# [TASK DIRECTIONS]
Find each line of the material below in which the word "this" occurs, and return it.
Top of INFORMATION PROVIDED
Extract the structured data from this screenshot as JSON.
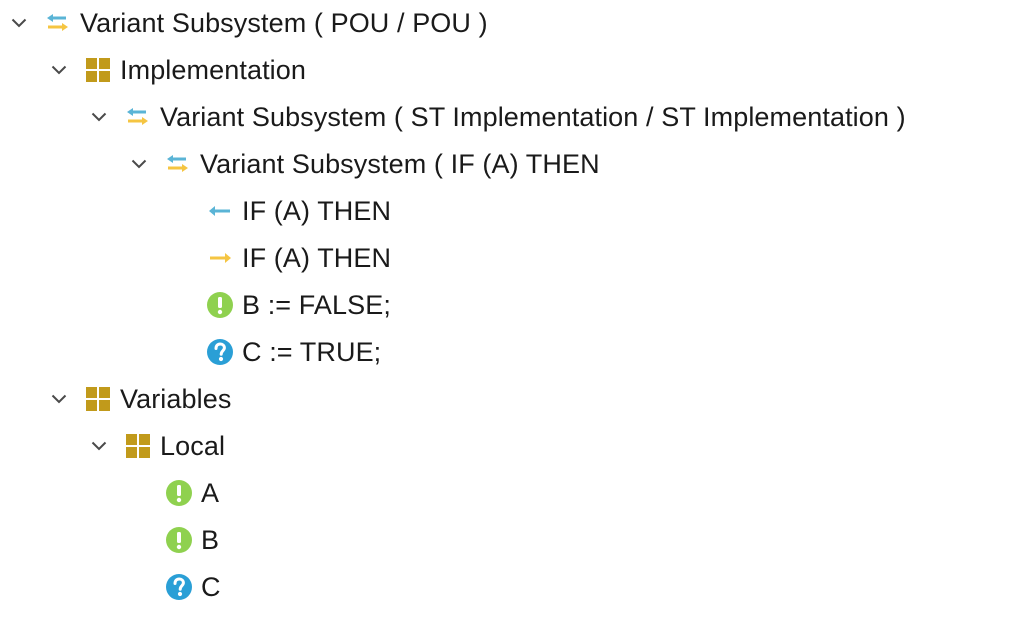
{
  "tree": {
    "root": {
      "label": "Variant Subsystem ( POU / POU )",
      "icon": "variant-subsystem-icon",
      "expanded": true
    },
    "implementation": {
      "label": "Implementation",
      "icon": "folder-grid-icon",
      "expanded": true
    },
    "st_variant": {
      "label": "Variant Subsystem ( ST Implementation / ST Implementation )",
      "icon": "variant-subsystem-icon",
      "expanded": true
    },
    "if_variant": {
      "label": "Variant Subsystem ( IF (A) THEN",
      "icon": "variant-subsystem-icon",
      "expanded": true
    },
    "if_in": {
      "label": "IF (A) THEN",
      "icon": "input-arrow-icon"
    },
    "if_out": {
      "label": "IF (A) THEN",
      "icon": "output-arrow-icon"
    },
    "stmt_b": {
      "label": "B := FALSE;",
      "icon": "exclamation-icon"
    },
    "stmt_c": {
      "label": "C := TRUE;",
      "icon": "question-icon"
    },
    "variables": {
      "label": "Variables",
      "icon": "folder-grid-icon",
      "expanded": true
    },
    "local": {
      "label": "Local",
      "icon": "folder-grid-icon",
      "expanded": true
    },
    "var_a": {
      "label": "A",
      "icon": "exclamation-icon"
    },
    "var_b": {
      "label": "B",
      "icon": "exclamation-icon"
    },
    "var_c": {
      "label": "C",
      "icon": "question-icon"
    }
  },
  "colors": {
    "text": "#1a1a1a",
    "chevron": "#4a4a4a",
    "folder": "#c19a1b",
    "arrow_blue": "#5ab4d6",
    "arrow_yellow": "#f5c542",
    "status_green": "#8fd14f",
    "status_blue": "#2a9fd6"
  }
}
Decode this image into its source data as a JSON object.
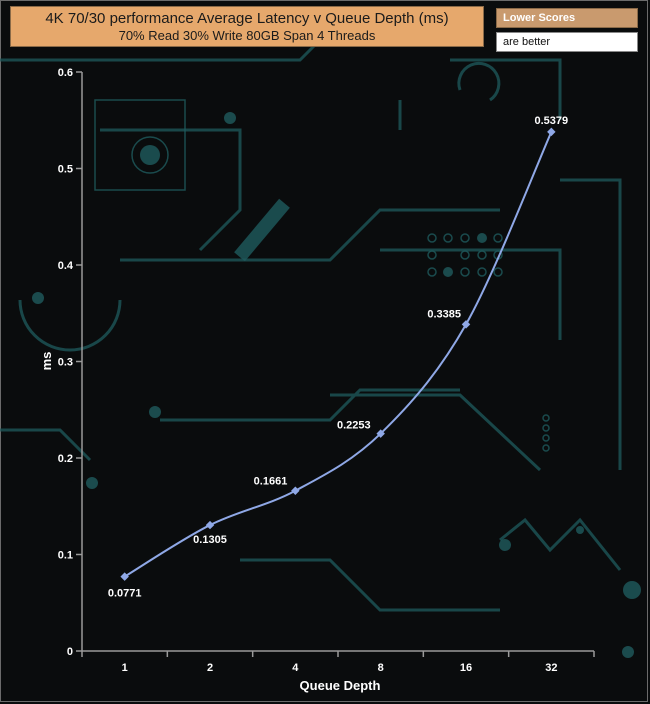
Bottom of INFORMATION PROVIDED
# [RESPONSE BOX]
Extract the structured data from this screenshot as JSON.
Decode this image into its source data as a JSON object.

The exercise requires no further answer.